How quickly Washington forgets that Ronald Reagan's forthright stand against Soviet totalitarianism and the tyranny of Communist China was the object of derision at the time. The elites sniffed and scoffed at the cowboy president. He was so unsophisticated. The late Clark Clifford, expensive lawyer, fixer and tutor of the elites, called him "an amiable dunce."

Illustration on thecorruption of the justice system by Alexander Hunter/The Washington Times

Punishing the Obama way

Although the rot has been visible for some time, recent actions by President Obama's Department of Justice and director of national intelligence make it possible to say definitively that the United States we once extolled as a nation of laws and not of men no longer exists.

Executive Crook Illustration by Greg Groesch/The Washington Times

Being an executive is not a crime

Here's a quiz: Which of the following is a federal crime: (a) A hamster dealer needlessly tilting a hamster's cage while in transit; (b) subliminally advertising wine; or (c) selling a fresh steak with paprika on it?

Illustration on the court reversals of Obama's overstepping his authority under the Constitution by Alexander Hunter/The Washington Times

The president and the rule of law

Earlier this week, a federal appeals court in New Orleans upheld an injunction issued by a federal district court in Texas against the federal government, thereby preventing it from implementing President Obama's executive orders on immigration.

Illustration on students' entitlement mentality on college campuses by Linas Garsys/The Washington Times

The closing of the American mouth

College kids do the darndest things. You send them away to open up their minds and they learn to close them, for themselves and for others. The tantrum generation just managed a left-wing coup at the University of Missouri, stifling freedom of expression and forcing out the president and chancellor of the university.

Rotten to the Core Illustration by Greg Groesch/The Washington Times

Common Core's double whammy
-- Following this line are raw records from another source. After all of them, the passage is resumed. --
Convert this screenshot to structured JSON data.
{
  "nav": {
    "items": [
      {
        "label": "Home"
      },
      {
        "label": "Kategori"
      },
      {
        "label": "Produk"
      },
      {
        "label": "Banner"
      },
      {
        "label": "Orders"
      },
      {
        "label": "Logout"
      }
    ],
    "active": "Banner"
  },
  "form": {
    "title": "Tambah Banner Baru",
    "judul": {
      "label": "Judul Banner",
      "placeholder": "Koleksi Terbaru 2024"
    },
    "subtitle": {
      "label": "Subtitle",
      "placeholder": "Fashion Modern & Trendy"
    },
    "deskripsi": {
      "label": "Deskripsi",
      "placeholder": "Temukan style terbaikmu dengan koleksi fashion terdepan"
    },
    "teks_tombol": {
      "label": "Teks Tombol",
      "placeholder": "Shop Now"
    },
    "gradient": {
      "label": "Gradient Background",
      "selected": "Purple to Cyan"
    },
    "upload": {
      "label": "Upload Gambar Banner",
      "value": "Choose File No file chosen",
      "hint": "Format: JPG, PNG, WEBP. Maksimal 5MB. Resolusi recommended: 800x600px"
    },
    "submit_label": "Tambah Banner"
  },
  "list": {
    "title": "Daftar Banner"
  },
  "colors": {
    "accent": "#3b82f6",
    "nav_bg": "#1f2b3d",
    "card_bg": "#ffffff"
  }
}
Some of the most reliable yardsticks in monitoring academic progress in K-12 education are the assessments known as the Nation's Report Card, officially the National Assessment of Educational Progress (NAEP). The results from its 2015 assessments are in, and they are not encouraging.

Historic Defense Dept. image of a Dust Off air evacuation crew in action during the Vietnam War. The primary transport was the The Bell UH-1 Iroquois "Huey" helicopter - the air ambulance.

Hooah: Vietnam-era 'Dustoff' air ambulance crews nominated for Congressional Gold Medal

- The Washington Times

Sens. John Cornyn and Joe Manchin have introduced legislation to award an elite group of Vietnam veterans with the Congressional Gold Medal. That would be the tenacious "Dust Off" crews, who drew their name from the U.S. Army 57th Medical Detachment's radio call sign and fearlessly flew unarmed air ambulances into combat to rescue and evacuate the wounded. Their airborne mission has roots dating back to World War II.

Ben Carson Under the Biased Microscope Illustration by Greg Groesch/The Washington Times

Carson, clean in comparison

Last week I wrote in this column that Ben Carson, a leading Republican candidate for the presidency, was an "American hero." I pronounced him thus even as the roof was falling in on his candidacy.

One Percent Veteran Illustration by Greg Groesch/The Washington Times

The other 'one percent'

We hear a lot today from our politicians about the evil, greedy "one percent." But instead of pitting Americans against each other for political gain, our leaders ought to be focusing on the one percent that unites these United States and keeps us all safe, secure and prosperous.

Illustration on demagoguery by Alexander Hunter/The Washington Times

The terrible cost of demagoguery

President Obama's justification for nixing the Keystone XL pipeline was yet another example of Oval Office demagoguery -- a destructive impulse also rampant among those vying to succeed him.